- TASK TO COMPLETE: The response must consist of every record, restated word for word.

- Web page and app entries:
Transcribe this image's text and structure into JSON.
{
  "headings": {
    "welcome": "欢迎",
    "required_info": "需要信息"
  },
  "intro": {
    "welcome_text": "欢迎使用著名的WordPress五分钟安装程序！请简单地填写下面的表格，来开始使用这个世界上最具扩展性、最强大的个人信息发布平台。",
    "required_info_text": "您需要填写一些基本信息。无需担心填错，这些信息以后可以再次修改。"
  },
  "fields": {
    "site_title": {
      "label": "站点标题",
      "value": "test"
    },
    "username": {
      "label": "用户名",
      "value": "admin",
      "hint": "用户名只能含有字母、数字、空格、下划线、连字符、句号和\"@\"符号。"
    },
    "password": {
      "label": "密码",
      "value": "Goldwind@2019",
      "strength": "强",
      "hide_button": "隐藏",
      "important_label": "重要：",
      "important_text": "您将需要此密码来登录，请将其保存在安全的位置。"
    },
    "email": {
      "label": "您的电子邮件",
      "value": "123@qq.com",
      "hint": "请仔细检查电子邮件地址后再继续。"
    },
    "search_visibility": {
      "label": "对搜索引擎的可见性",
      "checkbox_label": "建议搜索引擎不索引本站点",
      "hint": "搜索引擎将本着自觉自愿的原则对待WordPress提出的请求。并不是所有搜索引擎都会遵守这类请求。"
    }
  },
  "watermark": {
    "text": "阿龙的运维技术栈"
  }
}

- THE COMPLETED TASK:
Transcribe this image's text and structure into JSON.
{
  "headings": {
    "welcome": "欢迎",
    "required_info": "需要信息"
  },
  "intro": {
    "welcome_text": "欢迎使用著名的WordPress五分钟安装程序！请简单地填写下面的表格，来开始使用这个世界上最具扩展性、最强大的个人信息发布平台。",
    "required_info_text": "您需要填写一些基本信息。无需担心填错，这些信息以后可以再次修改。"
  },
  "fields": {
    "site_title": {
      "label": "站点标题",
      "value": "test"
    },
    "username": {
      "label": "用户名",
      "value": "admin",
      "hint": "用户名只能含有字母、数字、空格、下划线、连字符、句号和\"@\"符号。"
    },
    "password": {
      "label": "密码",
      "value": "Goldwind@2019",
      "strength": "强",
      "hide_button": "隐藏",
      "important_label": "重要：",
      "important_text": "您将需要此密码来登录，请将其保存在安全的位置。"
    },
    "email": {
      "label": "您的电子邮件",
      "value": "123@qq.com",
      "hint": "请仔细检查电子邮件地址后再继续。"
    },
    "search_visibility": {
      "label": "对搜索引擎的可见性",
      "checkbox_label": "建议搜索引擎不索引本站点",
      "hint": "搜索引擎将本着自觉自愿的原则对待WordPress提出的请求。并不是所有搜索引擎都会遵守这类请求。"
    }
  },
  "watermark": {
    "text": "阿龙的运维技术栈"
  }
}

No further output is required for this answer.